Below is the data. Give it again, complete and exact.

[Available records]

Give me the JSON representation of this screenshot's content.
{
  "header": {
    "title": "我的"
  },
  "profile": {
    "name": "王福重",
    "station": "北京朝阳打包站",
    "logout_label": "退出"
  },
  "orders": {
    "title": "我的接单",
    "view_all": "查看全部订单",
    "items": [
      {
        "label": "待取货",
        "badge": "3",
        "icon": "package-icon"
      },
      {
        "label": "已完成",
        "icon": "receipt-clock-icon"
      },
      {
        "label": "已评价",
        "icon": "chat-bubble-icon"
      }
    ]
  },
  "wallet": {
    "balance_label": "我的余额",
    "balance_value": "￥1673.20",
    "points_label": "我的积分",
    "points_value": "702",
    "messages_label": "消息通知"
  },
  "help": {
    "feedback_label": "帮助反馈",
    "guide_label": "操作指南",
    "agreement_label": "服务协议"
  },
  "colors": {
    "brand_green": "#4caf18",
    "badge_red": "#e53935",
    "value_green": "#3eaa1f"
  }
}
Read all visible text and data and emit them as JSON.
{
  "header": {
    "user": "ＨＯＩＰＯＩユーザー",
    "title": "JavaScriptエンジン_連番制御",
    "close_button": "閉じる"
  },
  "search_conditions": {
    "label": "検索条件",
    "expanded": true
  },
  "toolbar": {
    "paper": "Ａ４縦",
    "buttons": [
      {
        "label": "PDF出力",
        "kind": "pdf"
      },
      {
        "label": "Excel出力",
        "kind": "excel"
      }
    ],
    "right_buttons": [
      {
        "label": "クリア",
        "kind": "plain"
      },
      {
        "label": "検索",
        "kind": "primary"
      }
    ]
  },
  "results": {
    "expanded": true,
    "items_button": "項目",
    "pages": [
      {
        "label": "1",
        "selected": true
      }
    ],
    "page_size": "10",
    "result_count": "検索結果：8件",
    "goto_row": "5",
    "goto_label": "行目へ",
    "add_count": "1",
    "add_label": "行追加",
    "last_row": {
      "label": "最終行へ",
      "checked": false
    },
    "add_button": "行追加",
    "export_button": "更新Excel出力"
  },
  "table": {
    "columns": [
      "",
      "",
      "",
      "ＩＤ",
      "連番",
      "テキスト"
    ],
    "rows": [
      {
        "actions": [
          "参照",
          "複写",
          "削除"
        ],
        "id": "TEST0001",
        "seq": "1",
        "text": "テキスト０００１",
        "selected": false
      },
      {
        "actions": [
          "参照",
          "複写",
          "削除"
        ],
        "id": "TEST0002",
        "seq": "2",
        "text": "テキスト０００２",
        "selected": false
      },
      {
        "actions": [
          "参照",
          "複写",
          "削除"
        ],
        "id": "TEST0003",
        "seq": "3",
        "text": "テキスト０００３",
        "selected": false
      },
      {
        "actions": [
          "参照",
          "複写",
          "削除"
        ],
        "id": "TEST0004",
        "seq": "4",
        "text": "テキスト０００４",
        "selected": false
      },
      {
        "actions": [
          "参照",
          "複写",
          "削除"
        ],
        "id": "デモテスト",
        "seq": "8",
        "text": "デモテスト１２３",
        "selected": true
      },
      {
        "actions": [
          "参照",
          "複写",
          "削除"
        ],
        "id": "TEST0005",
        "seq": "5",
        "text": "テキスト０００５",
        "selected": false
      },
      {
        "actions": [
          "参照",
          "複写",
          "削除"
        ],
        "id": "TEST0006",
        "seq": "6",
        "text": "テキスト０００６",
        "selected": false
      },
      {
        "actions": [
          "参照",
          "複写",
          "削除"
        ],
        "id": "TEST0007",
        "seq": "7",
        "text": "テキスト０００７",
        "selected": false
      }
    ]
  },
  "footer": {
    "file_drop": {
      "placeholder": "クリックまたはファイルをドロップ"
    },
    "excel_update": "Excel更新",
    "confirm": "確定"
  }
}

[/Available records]

» **Response below**:
Give me the JSON representation of this screenshot's content.
{
  "header": {
    "title": "我的"
  },
  "profile": {
    "name": "王福重",
    "station": "北京朝阳打包站",
    "logout_label": "退出"
  },
  "orders": {
    "title": "我的接单",
    "view_all": "查看全部订单",
    "items": [
      {
        "label": "待取货",
        "badge": "3",
        "icon": "package-icon"
      },
      {
        "label": "已完成",
        "icon": "receipt-clock-icon"
      },
      {
        "label": "已评价",
        "icon": "chat-bubble-icon"
      }
    ]
  },
  "wallet": {
    "balance_label": "我的余额",
    "balance_value": "￥1673.20",
    "points_label": "我的积分",
    "points_value": "702",
    "messages_label": "消息通知"
  },
  "help": {
    "feedback_label": "帮助反馈",
    "guide_label": "操作指南",
    "agreement_label": "服务协议"
  },
  "colors": {
    "brand_green": "#4caf18",
    "badge_red": "#e53935",
    "value_green": "#3eaa1f"
  }
}
Read all visible text and data and emit them as JSON.
{
  "header": {
    "user": "ＨＯＩＰＯＩユーザー",
    "title": "JavaScriptエンジン_連番制御",
    "close_button": "閉じる"
  },
  "search_conditions": {
    "label": "検索条件",
    "expanded": true
  },
  "toolbar": {
    "paper": "Ａ４縦",
    "buttons": [
      {
        "label": "PDF出力",
        "kind": "pdf"
      },
      {
        "label": "Excel出力",
        "kind": "excel"
      }
    ],
    "right_buttons": [
      {
        "label": "クリア",
        "kind": "plain"
      },
      {
        "label": "検索",
        "kind": "primary"
      }
    ]
  },
  "results": {
    "expanded": true,
    "items_button": "項目",
    "pages": [
      {
        "label": "1",
        "selected": true
      }
    ],
    "page_size": "10",
    "result_count": "検索結果：8件",
    "goto_row": "5",
    "goto_label": "行目へ",
    "add_count": "1",
    "add_label": "行追加",
    "last_row": {
      "label": "最終行へ",
      "checked": false
    },
    "add_button": "行追加",
    "export_button": "更新Excel出力"
  },
  "table": {
    "columns": [
      "",
      "",
      "",
      "ＩＤ",
      "連番",
      "テキスト"
    ],
    "rows": [
      {
        "actions": [
          "参照",
          "複写",
          "削除"
        ],
        "id": "TEST0001",
        "seq": "1",
        "text": "テキスト０００１",
        "selected": false
      },
      {
        "actions": [
          "参照",
          "複写",
          "削除"
        ],
        "id": "TEST0002",
        "seq": "2",
        "text": "テキスト０００２",
        "selected": false
      },
      {
        "actions": [
          "参照",
          "複写",
          "削除"
        ],
        "id": "TEST0003",
        "seq": "3",
        "text": "テキスト０００３",
        "selected": false
      },
      {
        "actions": [
          "参照",
          "複写",
          "削除"
        ],
        "id": "TEST0004",
        "seq": "4",
        "text": "テキスト０００４",
        "selected": false
      },
      {
        "actions": [
          "参照",
          "複写",
          "削除"
        ],
        "id": "デモテスト",
        "seq": "8",
        "text": "デモテスト１２３",
        "selected": true
      },
      {
        "actions": [
          "参照",
          "複写",
          "削除"
        ],
        "id": "TEST0005",
        "seq": "5",
        "text": "テキスト０００５",
        "selected": false
      },
      {
        "actions": [
          "参照",
          "複写",
          "削除"
        ],
        "id": "TEST0006",
        "seq": "6",
        "text": "テキスト０００６",
        "selected": false
      },
      {
        "actions": [
          "参照",
          "複写",
          "削除"
        ],
        "id": "TEST0007",
        "seq": "7",
        "text": "テキスト０００７",
        "selected": false
      }
    ]
  },
  "footer": {
    "file_drop": {
      "placeholder": "クリックまたはファイルをドロップ"
    },
    "excel_update": "Excel更新",
    "confirm": "確定"
  }
}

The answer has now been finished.